# The problem:
The listing is to be printed in full, exactly as given.
### Supplied records
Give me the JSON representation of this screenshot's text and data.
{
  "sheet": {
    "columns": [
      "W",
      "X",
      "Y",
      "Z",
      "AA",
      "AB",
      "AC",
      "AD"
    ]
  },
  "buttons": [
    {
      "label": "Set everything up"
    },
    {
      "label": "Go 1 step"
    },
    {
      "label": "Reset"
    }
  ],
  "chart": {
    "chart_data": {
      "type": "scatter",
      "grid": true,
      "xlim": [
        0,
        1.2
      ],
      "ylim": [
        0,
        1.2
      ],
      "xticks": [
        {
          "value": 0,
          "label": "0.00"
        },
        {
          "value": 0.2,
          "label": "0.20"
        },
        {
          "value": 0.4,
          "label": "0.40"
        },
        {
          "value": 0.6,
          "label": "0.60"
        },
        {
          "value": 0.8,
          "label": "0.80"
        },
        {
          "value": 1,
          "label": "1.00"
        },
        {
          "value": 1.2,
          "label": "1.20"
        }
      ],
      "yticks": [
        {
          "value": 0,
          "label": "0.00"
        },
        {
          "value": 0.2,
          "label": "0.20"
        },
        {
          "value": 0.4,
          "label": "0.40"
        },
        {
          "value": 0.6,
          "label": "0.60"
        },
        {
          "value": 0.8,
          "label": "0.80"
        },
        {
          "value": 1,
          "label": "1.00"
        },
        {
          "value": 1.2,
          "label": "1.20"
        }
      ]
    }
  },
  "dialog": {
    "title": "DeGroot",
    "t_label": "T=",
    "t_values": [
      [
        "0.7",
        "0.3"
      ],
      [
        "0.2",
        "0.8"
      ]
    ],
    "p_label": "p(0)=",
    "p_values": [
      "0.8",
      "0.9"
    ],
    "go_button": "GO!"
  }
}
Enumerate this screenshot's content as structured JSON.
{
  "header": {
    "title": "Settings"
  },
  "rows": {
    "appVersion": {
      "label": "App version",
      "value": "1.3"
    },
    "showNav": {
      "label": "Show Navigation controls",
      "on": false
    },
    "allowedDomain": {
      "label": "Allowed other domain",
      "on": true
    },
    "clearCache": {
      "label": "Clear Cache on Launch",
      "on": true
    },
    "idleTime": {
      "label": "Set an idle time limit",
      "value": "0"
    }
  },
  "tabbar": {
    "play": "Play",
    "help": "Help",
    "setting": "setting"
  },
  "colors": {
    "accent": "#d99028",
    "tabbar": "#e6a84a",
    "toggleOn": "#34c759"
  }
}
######
# Result of this task:
Give me the JSON representation of this screenshot's text and data.
{
  "sheet": {
    "columns": [
      "W",
      "X",
      "Y",
      "Z",
      "AA",
      "AB",
      "AC",
      "AD"
    ]
  },
  "buttons": [
    {
      "label": "Set everything up"
    },
    {
      "label": "Go 1 step"
    },
    {
      "label": "Reset"
    }
  ],
  "chart": {
    "chart_data": {
      "type": "scatter",
      "grid": true,
      "xlim": [
        0,
        1.2
      ],
      "ylim": [
        0,
        1.2
      ],
      "xticks": [
        {
          "value": 0,
          "label": "0.00"
        },
        {
          "value": 0.2,
          "label": "0.20"
        },
        {
          "value": 0.4,
          "label": "0.40"
        },
        {
          "value": 0.6,
          "label": "0.60"
        },
        {
          "value": 0.8,
          "label": "0.80"
        },
        {
          "value": 1,
          "label": "1.00"
        },
        {
          "value": 1.2,
          "label": "1.20"
        }
      ],
      "yticks": [
        {
          "value": 0,
          "label": "0.00"
        },
        {
          "value": 0.2,
          "label": "0.20"
        },
        {
          "value": 0.4,
          "label": "0.40"
        },
        {
          "value": 0.6,
          "label": "0.60"
        },
        {
          "value": 0.8,
          "label": "0.80"
        },
        {
          "value": 1,
          "label": "1.00"
        },
        {
          "value": 1.2,
          "label": "1.20"
        }
      ]
    }
  },
  "dialog": {
    "title": "DeGroot",
    "t_label": "T=",
    "t_values": [
      [
        "0.7",
        "0.3"
      ],
      [
        "0.2",
        "0.8"
      ]
    ],
    "p_label": "p(0)=",
    "p_values": [
      "0.8",
      "0.9"
    ],
    "go_button": "GO!"
  }
}
Enumerate this screenshot's content as structured JSON.
{
  "header": {
    "title": "Settings"
  },
  "rows": {
    "appVersion": {
      "label": "App version",
      "value": "1.3"
    },
    "showNav": {
      "label": "Show Navigation controls",
      "on": false
    },
    "allowedDomain": {
      "label": "Allowed other domain",
      "on": true
    },
    "clearCache": {
      "label": "Clear Cache on Launch",
      "on": true
    },
    "idleTime": {
      "label": "Set an idle time limit",
      "value": "0"
    }
  },
  "tabbar": {
    "play": "Play",
    "help": "Help",
    "setting": "setting"
  },
  "colors": {
    "accent": "#d99028",
    "tabbar": "#e6a84a",
    "toggleOn": "#34c759"
  }
}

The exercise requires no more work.